Introducing Continuous Delivery or DevOps should never be a goal in itself, only the means to reach another goal. The definition of the goal depends on the origin for the wish. This could for example be the wish for a smoother deployment process, which would be mainly driven by IT management. Or the reduction of downtime during deployment, mainly driven by business demands (expectation of customers). Continuous Delivery and DevOps can help achieving both of these goals.

When a company is looking to introduce Continuous Delivery and/or DevOps it is important to look at the development and deployment processes used inside the company and the organization of different divisions inside the company. Continuous delivery focuses mostly on the deployment pipeline, the tools. DevOps focuses more on the organization of the company.

One important aspect is looking at responsibility. Who is responsible when something goes wrong? Less important is who is theoretically responsible, but who is really responsible, so who gets the call when a system goes down at 2AM? Who has to deal with the fallout when something breaks? Here you will find the smells that show where the problems are inside a company and where DevOps could create a better culture.

Another aspect is looking at how software gets deployed in production. Part of introducing CD is automating the deployment process. The level of automation will depend on the investment that the company is willing to make. Currently the tooling available is not yet at such a level that facebook or google style “unnoticed” deployment is easily possible. I do expect this to get better in the future (look at Microsoft’s Azure for example), but there will always be an extra cost to doing CD. Think for example about higher complexity in database design. Companies will have to decide the investment they are willing to make and where they see the most benefit. For some companies a Facebook of Google style deployment will not make business sense.

Lets look a company developing B2B applications for Dutch clients and their need for CD. They may still want rapid deployment (for example every week) to support there Agile development process. But their application is only used during business hours. After business hours there is sometimes an occasional user (someone working late or forgot something and does it from home), but 99% of the activity is during the day. How much will an investment in live updating of the application be worth? If we can do the deployment in 15 minutes and do it always outside of business hours? That would probably be good enough, right?

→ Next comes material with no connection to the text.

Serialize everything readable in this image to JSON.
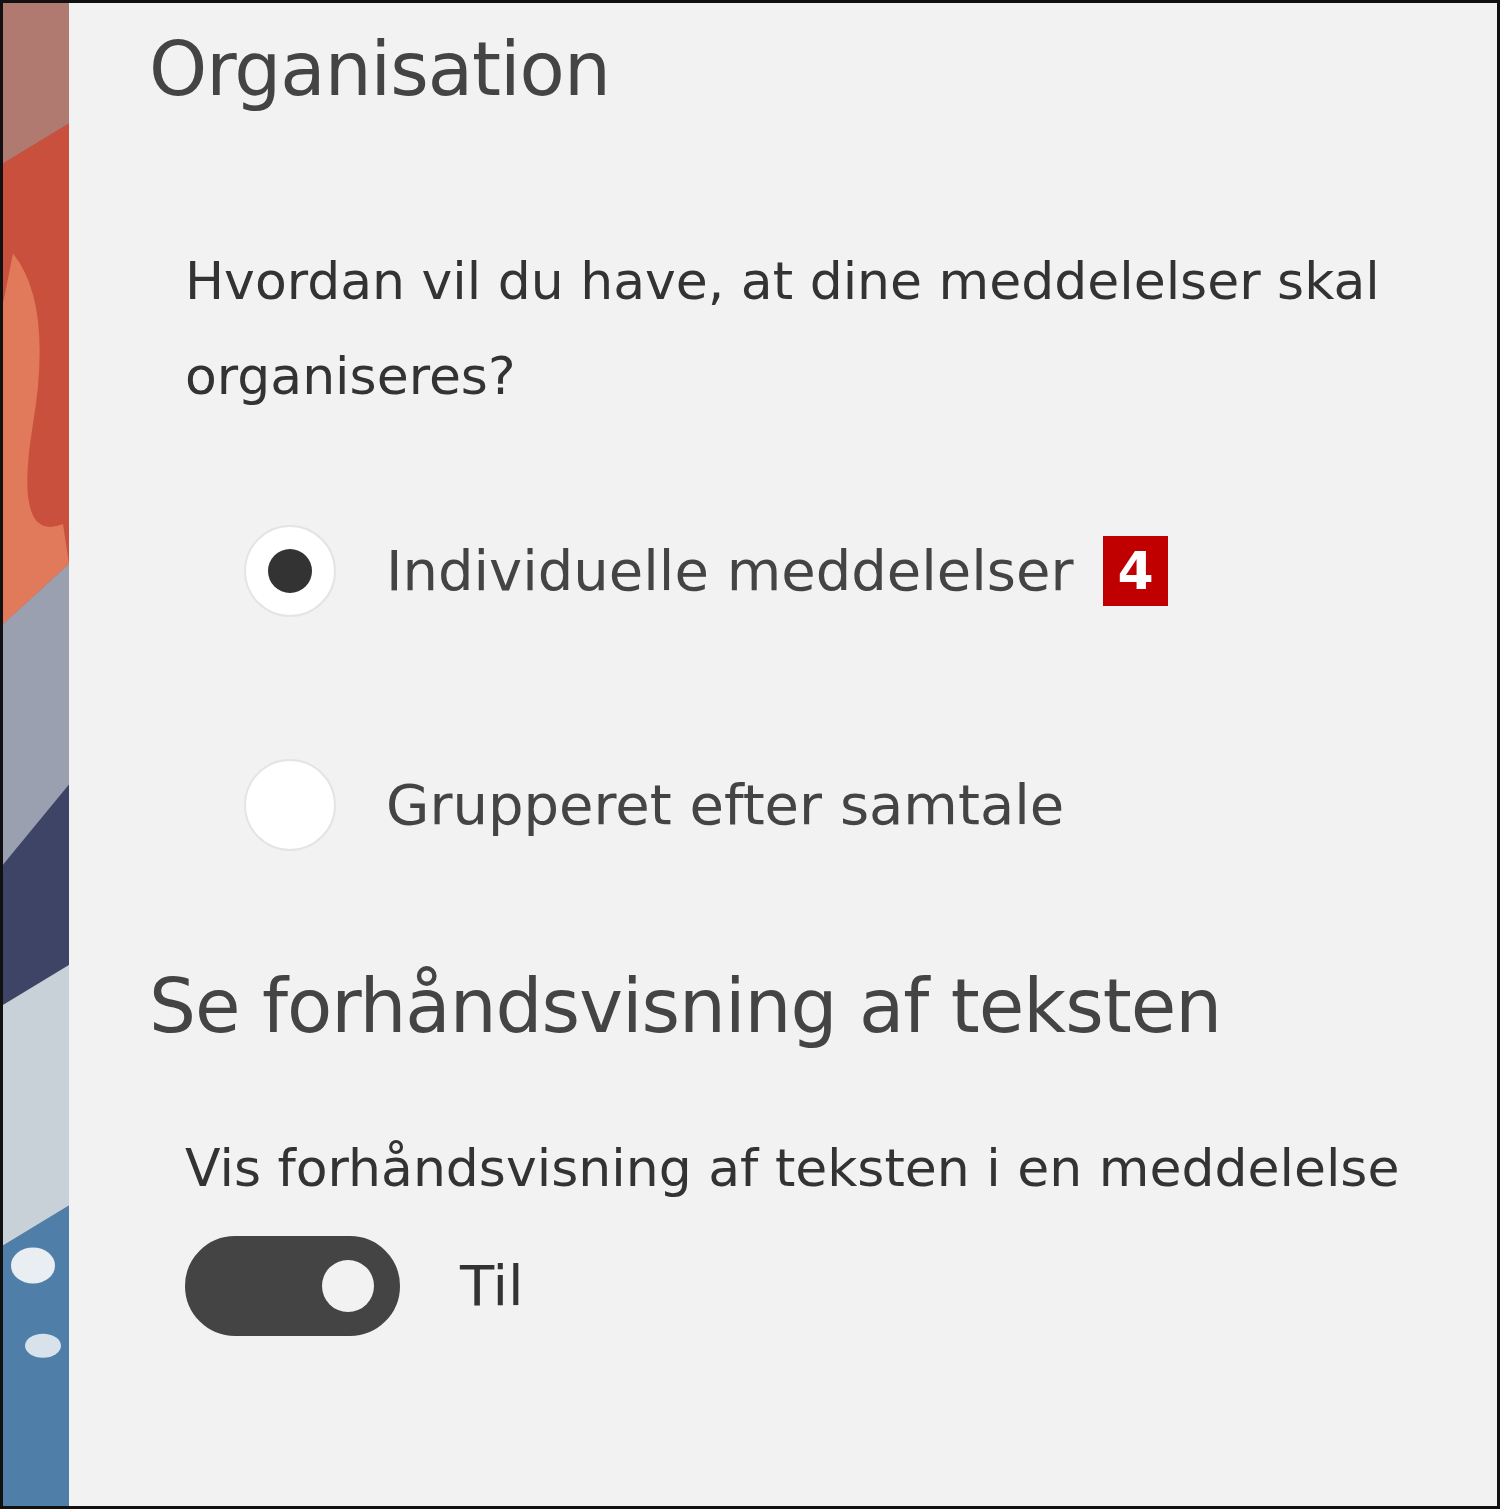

It is important to realize though, that there are always some side scenario’s to consider. Think for example in the above scenario about this nasty bug you found that needs to be fixed immediately. Your patch process is (if you follow CD) the same as your normal deployment process. So now we have to bring our application down during business hours. This is probably not different than before implementing CD, but these gotcha’s have to be clear for management.

A cost-benefit evaluation should have been made with every scenario in mind and agreed upon by IT & business management. Only than can be decided how much the introduction of Continuous Delivery and DevOps inside a company may cost.

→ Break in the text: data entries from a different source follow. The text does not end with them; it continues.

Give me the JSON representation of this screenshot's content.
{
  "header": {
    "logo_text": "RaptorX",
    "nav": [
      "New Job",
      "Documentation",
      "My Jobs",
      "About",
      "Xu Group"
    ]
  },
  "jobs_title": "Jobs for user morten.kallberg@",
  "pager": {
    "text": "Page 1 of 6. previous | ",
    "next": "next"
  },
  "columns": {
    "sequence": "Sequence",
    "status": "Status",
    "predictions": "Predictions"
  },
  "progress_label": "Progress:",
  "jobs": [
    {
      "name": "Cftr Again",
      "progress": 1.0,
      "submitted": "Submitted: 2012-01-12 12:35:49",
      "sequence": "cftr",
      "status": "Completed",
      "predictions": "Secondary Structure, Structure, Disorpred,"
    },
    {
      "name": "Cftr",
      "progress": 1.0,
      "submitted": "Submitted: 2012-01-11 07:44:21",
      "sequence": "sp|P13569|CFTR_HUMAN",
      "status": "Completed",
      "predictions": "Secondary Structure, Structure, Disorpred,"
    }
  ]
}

In future posts I will go into more detail about parts mentioned in this blog post.